**WHAT NEEDS TO BE DONE:** Throughout the listing below, copy each line containing "arrow".

RAW DATA section start

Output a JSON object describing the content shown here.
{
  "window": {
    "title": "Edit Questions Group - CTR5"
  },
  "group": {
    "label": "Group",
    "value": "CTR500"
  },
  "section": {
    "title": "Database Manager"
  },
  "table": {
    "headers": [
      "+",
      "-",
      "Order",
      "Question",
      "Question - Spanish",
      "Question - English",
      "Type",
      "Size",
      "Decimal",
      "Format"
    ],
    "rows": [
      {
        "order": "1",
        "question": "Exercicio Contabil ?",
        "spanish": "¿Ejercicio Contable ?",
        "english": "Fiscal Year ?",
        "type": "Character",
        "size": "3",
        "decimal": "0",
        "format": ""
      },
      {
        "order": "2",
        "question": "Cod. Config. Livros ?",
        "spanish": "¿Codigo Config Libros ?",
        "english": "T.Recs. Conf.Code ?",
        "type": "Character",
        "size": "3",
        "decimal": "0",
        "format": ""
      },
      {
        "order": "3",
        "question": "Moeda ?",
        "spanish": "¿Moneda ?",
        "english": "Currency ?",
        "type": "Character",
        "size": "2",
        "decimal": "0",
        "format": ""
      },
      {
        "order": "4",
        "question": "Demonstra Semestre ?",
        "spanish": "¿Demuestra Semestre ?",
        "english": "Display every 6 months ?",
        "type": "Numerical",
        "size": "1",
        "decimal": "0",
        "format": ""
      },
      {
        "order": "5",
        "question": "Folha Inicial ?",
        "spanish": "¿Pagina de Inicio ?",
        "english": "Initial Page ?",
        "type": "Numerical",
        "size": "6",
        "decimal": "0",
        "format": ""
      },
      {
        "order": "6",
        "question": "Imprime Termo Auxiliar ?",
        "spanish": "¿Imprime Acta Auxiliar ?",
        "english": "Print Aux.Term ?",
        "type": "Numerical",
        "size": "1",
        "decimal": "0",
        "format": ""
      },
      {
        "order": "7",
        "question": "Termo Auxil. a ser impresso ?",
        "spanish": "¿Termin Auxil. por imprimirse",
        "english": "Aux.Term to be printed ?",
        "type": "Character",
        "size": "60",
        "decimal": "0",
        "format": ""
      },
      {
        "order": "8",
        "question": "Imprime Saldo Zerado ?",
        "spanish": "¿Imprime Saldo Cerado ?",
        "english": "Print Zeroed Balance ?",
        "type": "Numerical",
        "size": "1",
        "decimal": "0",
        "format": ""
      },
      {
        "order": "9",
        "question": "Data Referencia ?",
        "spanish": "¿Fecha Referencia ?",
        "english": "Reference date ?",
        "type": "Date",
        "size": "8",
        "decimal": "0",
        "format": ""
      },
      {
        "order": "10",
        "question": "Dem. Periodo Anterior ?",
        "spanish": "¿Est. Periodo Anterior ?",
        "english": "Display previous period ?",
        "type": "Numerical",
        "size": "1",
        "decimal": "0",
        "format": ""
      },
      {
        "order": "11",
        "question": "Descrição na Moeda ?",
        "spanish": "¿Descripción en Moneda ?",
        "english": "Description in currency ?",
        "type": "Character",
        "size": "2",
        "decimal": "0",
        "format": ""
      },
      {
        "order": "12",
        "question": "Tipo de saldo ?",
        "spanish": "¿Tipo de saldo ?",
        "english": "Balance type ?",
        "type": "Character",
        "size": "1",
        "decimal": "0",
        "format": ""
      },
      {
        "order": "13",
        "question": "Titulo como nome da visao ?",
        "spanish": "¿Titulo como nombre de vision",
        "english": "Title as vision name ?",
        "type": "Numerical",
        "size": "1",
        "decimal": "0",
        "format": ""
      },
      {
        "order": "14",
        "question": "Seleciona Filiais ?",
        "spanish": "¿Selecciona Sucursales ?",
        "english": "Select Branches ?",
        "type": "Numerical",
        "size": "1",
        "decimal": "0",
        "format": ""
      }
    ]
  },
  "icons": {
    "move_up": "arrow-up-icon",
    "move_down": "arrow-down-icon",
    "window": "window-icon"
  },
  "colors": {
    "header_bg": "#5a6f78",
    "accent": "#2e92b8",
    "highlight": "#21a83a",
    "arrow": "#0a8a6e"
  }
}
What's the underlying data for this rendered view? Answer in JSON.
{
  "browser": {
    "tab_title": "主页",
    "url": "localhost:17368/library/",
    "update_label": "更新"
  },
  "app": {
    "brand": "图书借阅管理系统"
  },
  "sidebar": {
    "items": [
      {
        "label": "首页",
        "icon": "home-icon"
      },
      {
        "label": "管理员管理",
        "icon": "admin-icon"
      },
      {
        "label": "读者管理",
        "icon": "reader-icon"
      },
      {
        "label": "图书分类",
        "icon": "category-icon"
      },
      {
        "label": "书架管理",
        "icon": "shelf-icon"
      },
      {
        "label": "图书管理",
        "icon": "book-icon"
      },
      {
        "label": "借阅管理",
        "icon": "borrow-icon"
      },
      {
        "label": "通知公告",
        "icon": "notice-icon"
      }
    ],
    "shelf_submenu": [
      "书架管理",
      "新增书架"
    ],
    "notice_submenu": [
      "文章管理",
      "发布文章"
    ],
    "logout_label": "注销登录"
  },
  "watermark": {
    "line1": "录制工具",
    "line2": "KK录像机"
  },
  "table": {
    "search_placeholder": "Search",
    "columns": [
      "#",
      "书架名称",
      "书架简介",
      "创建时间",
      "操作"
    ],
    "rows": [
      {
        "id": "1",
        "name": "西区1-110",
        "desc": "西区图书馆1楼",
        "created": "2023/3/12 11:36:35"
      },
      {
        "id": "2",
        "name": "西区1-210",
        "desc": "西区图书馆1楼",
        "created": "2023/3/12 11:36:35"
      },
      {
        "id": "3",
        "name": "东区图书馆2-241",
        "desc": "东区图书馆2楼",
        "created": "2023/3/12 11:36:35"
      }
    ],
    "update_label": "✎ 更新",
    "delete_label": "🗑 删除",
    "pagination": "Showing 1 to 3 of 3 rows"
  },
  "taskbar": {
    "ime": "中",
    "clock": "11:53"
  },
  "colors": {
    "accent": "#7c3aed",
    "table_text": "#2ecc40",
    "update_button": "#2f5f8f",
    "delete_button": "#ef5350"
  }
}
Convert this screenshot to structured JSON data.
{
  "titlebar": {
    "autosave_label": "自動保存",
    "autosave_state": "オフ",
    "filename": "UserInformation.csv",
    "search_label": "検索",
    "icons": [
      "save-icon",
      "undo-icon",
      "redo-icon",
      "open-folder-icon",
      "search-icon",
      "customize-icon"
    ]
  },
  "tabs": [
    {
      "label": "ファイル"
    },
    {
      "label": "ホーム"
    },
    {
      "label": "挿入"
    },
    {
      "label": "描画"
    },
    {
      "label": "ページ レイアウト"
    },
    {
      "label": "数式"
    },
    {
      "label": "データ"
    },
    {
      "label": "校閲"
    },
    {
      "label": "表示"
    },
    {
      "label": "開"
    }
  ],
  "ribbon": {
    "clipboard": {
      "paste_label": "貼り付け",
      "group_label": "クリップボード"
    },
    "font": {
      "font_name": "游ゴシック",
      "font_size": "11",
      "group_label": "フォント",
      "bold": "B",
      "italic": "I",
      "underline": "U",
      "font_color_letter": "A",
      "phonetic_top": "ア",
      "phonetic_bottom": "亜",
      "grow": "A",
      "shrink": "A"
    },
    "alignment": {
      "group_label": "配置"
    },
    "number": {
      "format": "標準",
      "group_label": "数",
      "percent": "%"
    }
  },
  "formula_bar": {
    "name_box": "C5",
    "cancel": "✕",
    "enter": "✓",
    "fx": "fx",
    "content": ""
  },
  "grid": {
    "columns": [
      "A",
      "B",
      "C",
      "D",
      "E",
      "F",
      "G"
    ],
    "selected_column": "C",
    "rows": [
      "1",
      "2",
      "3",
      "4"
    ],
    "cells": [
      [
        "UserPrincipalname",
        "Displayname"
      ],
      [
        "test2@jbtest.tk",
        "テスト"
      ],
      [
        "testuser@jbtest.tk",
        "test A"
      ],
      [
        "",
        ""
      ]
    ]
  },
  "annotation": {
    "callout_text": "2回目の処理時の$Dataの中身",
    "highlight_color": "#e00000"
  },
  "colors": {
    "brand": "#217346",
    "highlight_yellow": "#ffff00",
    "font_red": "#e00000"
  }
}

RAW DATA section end

**OUTPUT BELOW:**
    "move_up": "arrow-up-icon",
    "move_down": "arrow-down-icon",
    "arrow": "#0a8a6e"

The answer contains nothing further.